Cauwelier believes that the quantification and analysis of TPS is essential for anyone who is serious about improving the levels of psychological safety within their team. Once individuals are clear on which specific elements of TPS need improving and opinions have been aligned, ‘Action Learning’ can take place to bring the team to the next level.
By combining the quantitative analysis of a team’s current state of TPS with follow-up Action Learning, real progress can be made, and team performance improved.
Action Learning is a problem-solving process where a small team is given a current and real business challenge on which they take actions and learn as individuals and a team (Marquardt, Banks, Cauwelier & Ng 2018). Team members explore the challenge in all its dimensions and collectively come to an understanding and agreement of what the real issue is, before looking for solutions. This process is supported by an Action Learning coach who focuses on the team learning and reinforcing new routines which can be replicated in the workplace. Peter Cauwelier is a WIAL Master Action Learning coach (www.wial.org) and he believes that Action Learning is a very effective way to accelerate the development of TPS and improve team performance. To explore this, Cauwelier compared TPS before and after two different types of team sessions, one a series of Action Learning sessions and the other a facilitated team workshop (Cauwelier 2019).
All members filled in the TPS survey
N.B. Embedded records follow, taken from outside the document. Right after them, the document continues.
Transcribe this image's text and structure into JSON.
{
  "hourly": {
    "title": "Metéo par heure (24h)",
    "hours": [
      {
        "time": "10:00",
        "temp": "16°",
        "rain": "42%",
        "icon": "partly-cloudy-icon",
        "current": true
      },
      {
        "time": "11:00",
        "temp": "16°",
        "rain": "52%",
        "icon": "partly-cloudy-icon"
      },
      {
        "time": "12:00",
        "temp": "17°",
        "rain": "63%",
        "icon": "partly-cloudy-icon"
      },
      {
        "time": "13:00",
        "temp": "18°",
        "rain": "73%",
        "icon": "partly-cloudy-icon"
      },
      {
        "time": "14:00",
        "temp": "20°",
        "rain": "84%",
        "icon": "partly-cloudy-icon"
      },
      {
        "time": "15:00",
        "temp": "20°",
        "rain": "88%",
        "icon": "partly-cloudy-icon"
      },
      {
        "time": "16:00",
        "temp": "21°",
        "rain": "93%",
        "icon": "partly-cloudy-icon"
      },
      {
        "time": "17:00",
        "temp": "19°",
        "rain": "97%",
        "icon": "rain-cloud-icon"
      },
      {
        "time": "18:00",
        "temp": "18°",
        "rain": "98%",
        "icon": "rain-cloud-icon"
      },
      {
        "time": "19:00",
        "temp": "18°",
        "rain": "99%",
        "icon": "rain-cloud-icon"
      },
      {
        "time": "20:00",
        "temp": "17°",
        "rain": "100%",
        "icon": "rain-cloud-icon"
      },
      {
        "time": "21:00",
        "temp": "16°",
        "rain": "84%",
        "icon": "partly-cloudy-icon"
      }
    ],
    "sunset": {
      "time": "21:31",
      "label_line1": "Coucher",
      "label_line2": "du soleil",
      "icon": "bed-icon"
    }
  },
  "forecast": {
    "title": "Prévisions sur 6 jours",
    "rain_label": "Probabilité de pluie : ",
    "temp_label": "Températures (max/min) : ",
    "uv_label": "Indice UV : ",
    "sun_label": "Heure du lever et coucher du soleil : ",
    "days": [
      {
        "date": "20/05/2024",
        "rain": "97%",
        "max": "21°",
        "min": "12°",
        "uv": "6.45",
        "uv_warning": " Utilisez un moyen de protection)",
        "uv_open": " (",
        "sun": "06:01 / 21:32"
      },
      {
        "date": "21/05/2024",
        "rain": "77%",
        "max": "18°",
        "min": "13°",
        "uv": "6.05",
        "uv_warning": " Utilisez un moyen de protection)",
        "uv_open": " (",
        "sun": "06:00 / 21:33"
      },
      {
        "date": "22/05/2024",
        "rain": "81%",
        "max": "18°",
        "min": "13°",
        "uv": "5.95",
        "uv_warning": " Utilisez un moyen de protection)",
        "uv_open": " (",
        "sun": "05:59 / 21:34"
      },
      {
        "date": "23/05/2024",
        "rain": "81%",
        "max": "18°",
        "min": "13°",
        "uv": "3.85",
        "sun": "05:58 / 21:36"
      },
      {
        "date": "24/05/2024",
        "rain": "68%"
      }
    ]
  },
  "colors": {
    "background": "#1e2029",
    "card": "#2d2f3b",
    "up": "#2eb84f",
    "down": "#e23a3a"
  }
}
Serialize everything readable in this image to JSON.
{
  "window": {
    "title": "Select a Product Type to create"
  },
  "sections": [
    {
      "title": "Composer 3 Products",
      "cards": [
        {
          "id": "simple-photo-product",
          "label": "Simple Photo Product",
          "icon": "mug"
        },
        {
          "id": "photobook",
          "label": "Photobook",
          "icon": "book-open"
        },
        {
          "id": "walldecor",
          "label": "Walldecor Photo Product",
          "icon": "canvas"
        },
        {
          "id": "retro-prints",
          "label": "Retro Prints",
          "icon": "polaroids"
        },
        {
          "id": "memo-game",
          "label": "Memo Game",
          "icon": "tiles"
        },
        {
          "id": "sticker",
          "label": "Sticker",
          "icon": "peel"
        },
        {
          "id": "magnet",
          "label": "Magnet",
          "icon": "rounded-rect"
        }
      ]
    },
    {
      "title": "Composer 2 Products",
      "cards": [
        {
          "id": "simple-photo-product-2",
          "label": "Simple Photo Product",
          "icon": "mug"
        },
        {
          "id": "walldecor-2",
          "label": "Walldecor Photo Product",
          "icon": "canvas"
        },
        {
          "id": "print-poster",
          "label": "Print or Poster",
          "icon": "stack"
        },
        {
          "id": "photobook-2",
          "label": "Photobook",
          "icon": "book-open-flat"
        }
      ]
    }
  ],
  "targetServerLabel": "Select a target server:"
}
outlined above, but during the sessions or workshop there was no focus on TPS and TPS was not discussed with the team during the proceedings. Measuring again TPS after the program, Cauwelier found that while TPS scores improved significantly after the Action Learning sessions (the averages increased and the standard deviation decreased), there was no measurable change in scores after the facilitated team workshop. So why does the Action Learning approach appear to be so much more effective in terms of strengthening TPS?
Cauwelier believes it is because the principles of the methodology connect well with what most impacts TPS (team leadership, trust and respect, organisational support, team habits and practice). Within an Action Learning session, feedback on actions is shared, creating an environment where risk taking and making mistakes isn’t problematic, but an opportunity for coming up with new ideas and mutual learning. With everyone sharing their actions within the team, it is unlikely that anyone will undermine the team goal or others’ efforts. Asking questions and giving feedback on one another’s skills create an atmosphere of support where all team members are able to grow together.
TPS is a major contributing factor to team performance, and within a business context, this might mean the success or failure of a product, service, company or venture. In his recent research Peter Cauwelier has pushed thinking on this subject further by providing evidence for how management and business leaders can practically look to improve the level of psychological safety within their teams. By combining the quantitative analysis of a team’s current state of TPS with follow-up Action Learning, measurable progress is made, and performances improved. In the hands of an Action Learning coach, the report produced by the TPS survey can be used to focus specifically on the elements of psychological safety that need most attention. There is a great capacity here for helping teams reach their high-performance potential.
Can team psychological safety be applied to other types of teams outside a business context? Do you think the same methodology described here could be used to improve their performance also?